With so many Americans vested in the stock market, statistics watching has become a new national pastime and rarely has a statistic been watched more closely than the consumer-price report released Wednesday.
The result was a reassuring letdown. The overall Consumer Price Index, the most common measure of inflation, did nothing at all in May. And that part of the CPI that did rise, the so-called "core prices," did so at a bare 0.1 percent.That meant the abrupt 0.7 percent CPI increase for April was most likely a one-time spike and not, as so many feared, a harbinger of returning inflation.
The Federal Reserve Board had hinted, in a nudge-nudge, wink-wink sort of way, that it would raise interest rates when it meets June 29 if there were a serious increase in inflation two months running. An increase in central bank rates makes anything to do with borrowed money more expensive, thus slowing the economy.
Wall Street, Main Street and official Washington were ecstatic over Wednesday's figures, and only bond investors who had counted on a resumption of inflation were left disgruntled. Inflation for the year is running at 2.6 percent, not as good as last year's 1.6 percent, when for a few heady months economists were talking about the perils of deflation, but still very good.
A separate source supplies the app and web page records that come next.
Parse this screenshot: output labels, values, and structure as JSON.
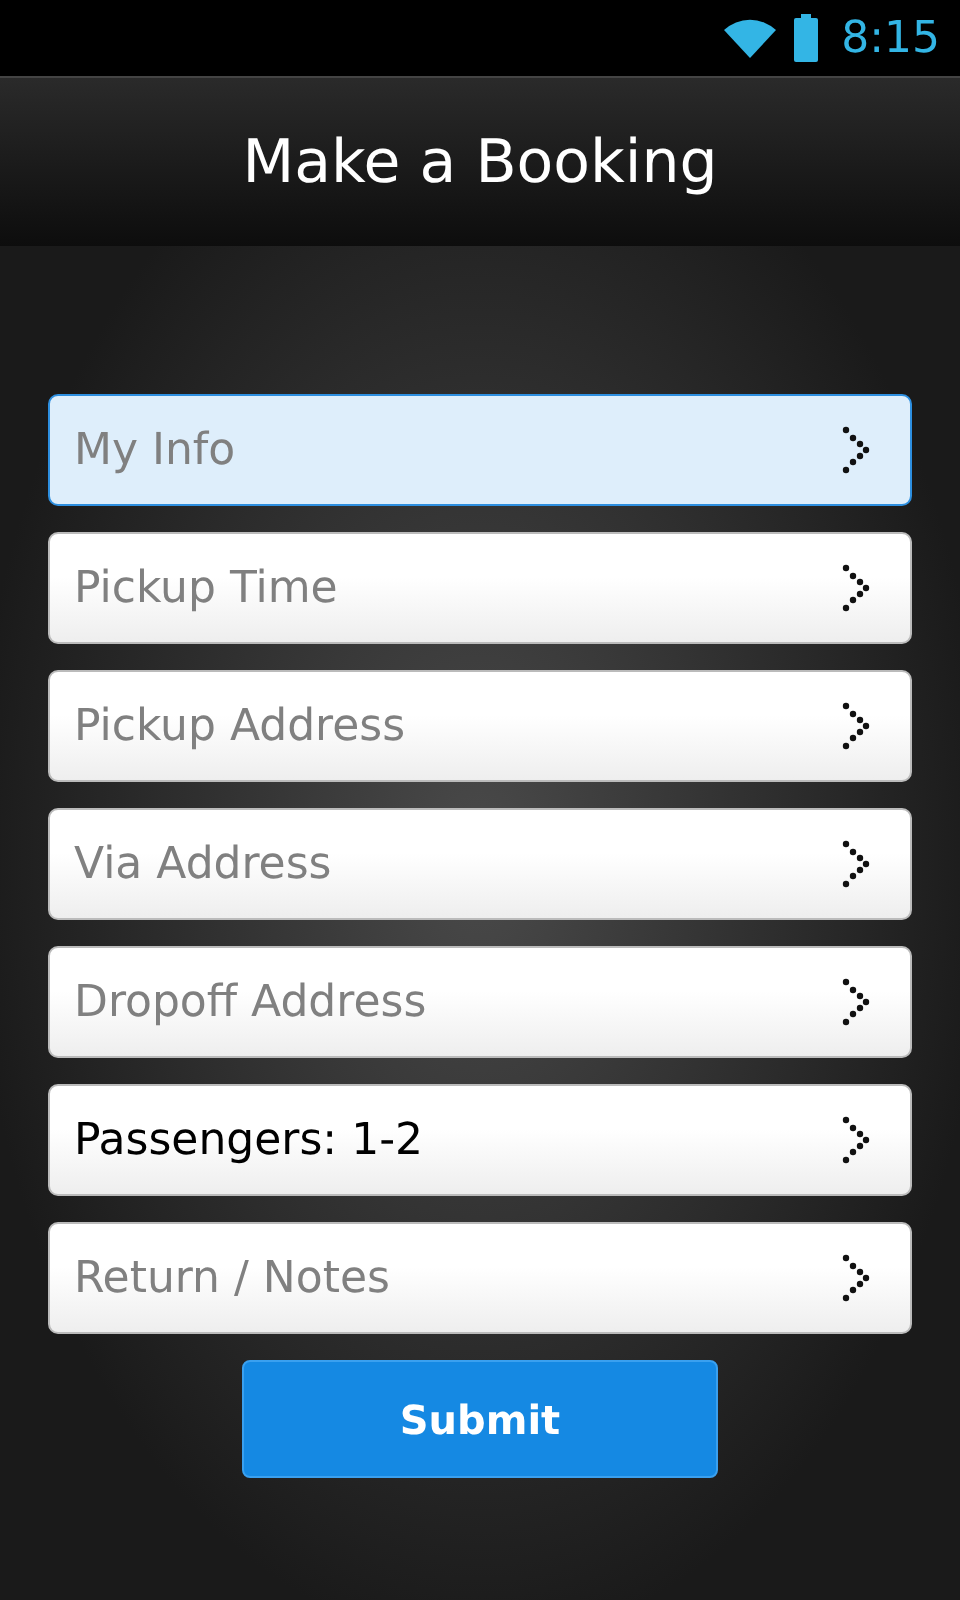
{
  "status_bar": {
    "time": "8:15"
  },
  "header": {
    "title": "Make a Booking"
  },
  "items": [
    {
      "label": "My Info",
      "selected": true,
      "filled": false
    },
    {
      "label": "Pickup Time",
      "selected": false,
      "filled": false
    },
    {
      "label": "Pickup Address",
      "selected": false,
      "filled": false
    },
    {
      "label": "Via Address",
      "selected": false,
      "filled": false
    },
    {
      "label": "Dropoff Address",
      "selected": false,
      "filled": false
    },
    {
      "label": "Passengers: 1-2",
      "selected": false,
      "filled": true
    },
    {
      "label": "Return / Notes",
      "selected": false,
      "filled": false
    }
  ],
  "submit": {
    "label": "Submit"
  }
}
Ironically, a real threat to U.S. price stability is good news overseas: If the economies of Japan and the other Asian nations and Latin America really are reviving, their prosperity would cause prices here to rise. Statistics watchers should stay tuned.